They are also boosting battery production output at their Shenyang facility ahead of the launch of BMW’s iX3 in 2020. Despite its clear focus on China, BMW has vowed to enhance its production network in Europe, with the Dingolfing being one of many examples. It is planning to build a new assembly facility in Hungary, and is also in the midst of expanding its Leipzig plant.

The electrified 7 Series

The German OEM has also recently started production of the new 7 Series sedan at its Dingolfing plant. The model, which is now in its sixth generation, is the first plug-in hybrid from the German OEM to come with a six-cylinder engine. “The BMW 7 Series has defined our identity at this site for over 40 years,” commented Horstmeier. “We are proud that BMW’s top model, the new BMW 7 Series Sedan, will also be built here in Dingolfing. Our goal as the brand’s primary plant for the luxury class is to ensure that every vehicle our experienced and competent team puts on the roads guarantees excellent quality.”

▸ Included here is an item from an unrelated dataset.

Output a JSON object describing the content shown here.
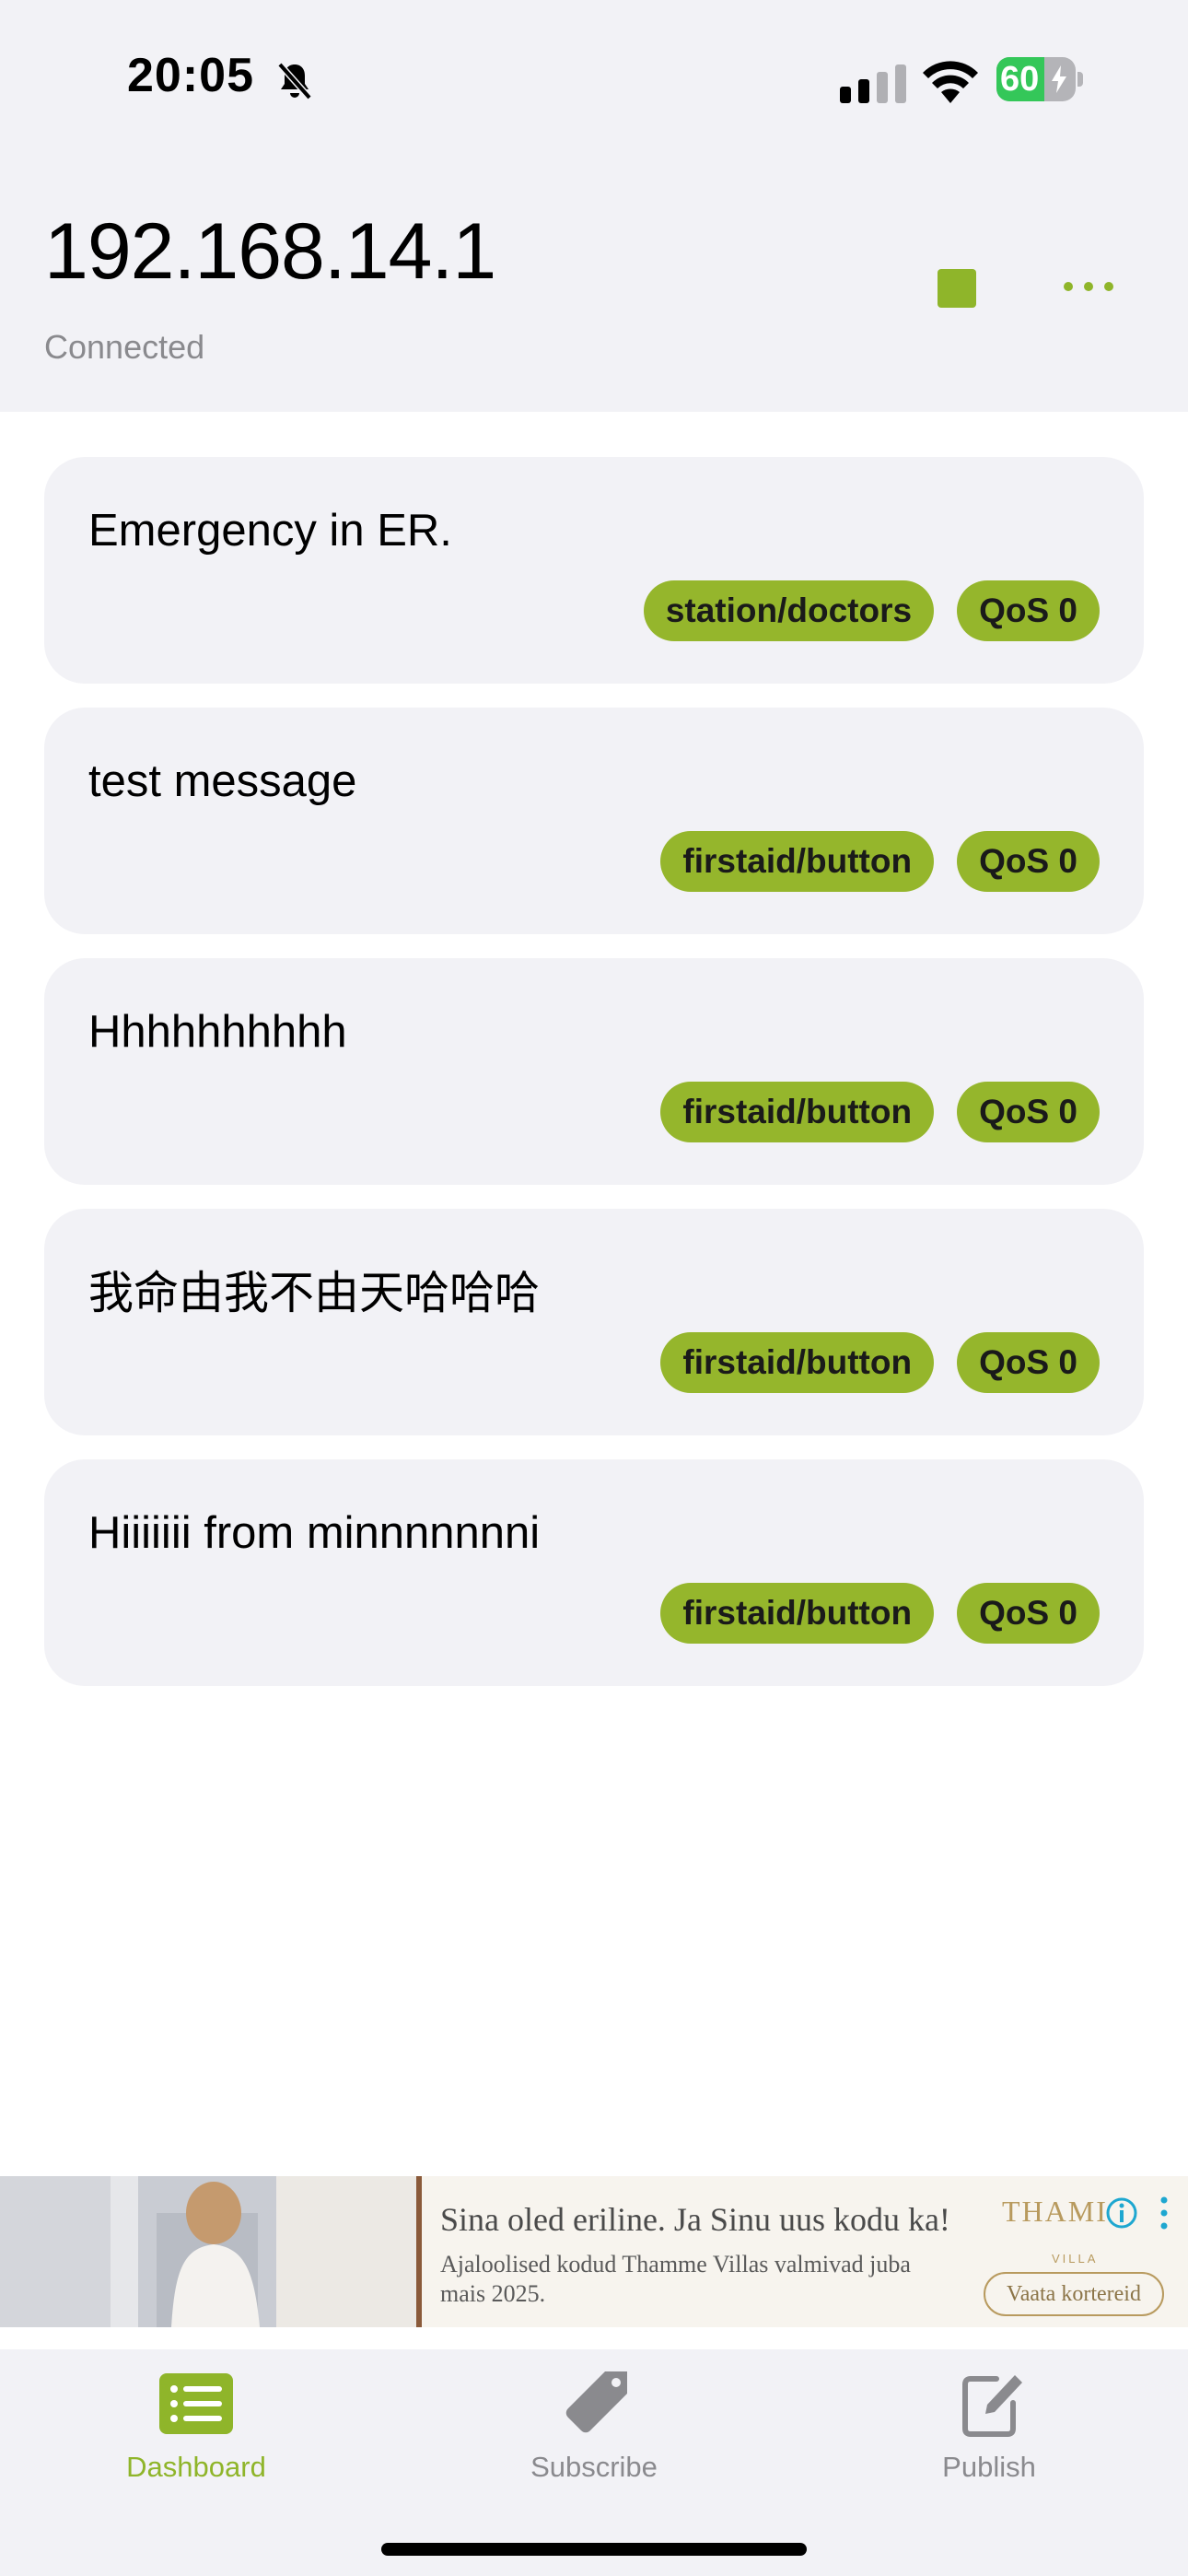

The 7 Series is the first BMW model using the company’s fourth generation battery technology. This provides the sedan with a pure electric driving range of up to 58km (36 miles). These batteries are made in Dingolfing at BMW’s competence centre for e-drive production, which is just a few kilometres away from the vehicle production plant. The centre also supplies batteries and other electric powertrain components to other BMW plants across the world.

One of the key themes underpinning the production of the new 7 Series is digitalisation. For example, workers on the assembly lines use smartwatches that provide a notification when a more customised order must be built, before providing instructions for any additional work steps. Another important tool being used is virtual glasses, allowing BMW to train employees on complex pre-assembly processes such as the construction of the rear lights.

The 7 Series is the number-one export from the factory in Lower Bavaria. China is a particularly strong market for the sedan, with 44% of global sales being delivered to Chinese customers in 2018. Over 1.9 million 7 Series have been built at Dingolfing since production first began back in 1977.


The latest figures

BMW held its 99th Annual General Meeting in May 2019 at the Olympic Hall in Munich. Harald Krüger, chairman of the board of management of BMW, provided an insight into the company’s performance figures and investments during 2018, with a particular focus on electrification and mobility services.

- An electrified vehicle was delivered to customers every four minutes in 2018 – 142,000 in total.

- Electrified vehicle sales increased by 40% during 2018 when compared to 2017.

- Every minute, 19 people in Europe used BMW’s car-sharing service. DriveNow cars drove more than 100m kilometres: a third of those were in all-electric mode.

- BMW invested nearly €6.9 billion (US$7.78 billion) in research and development in 2018.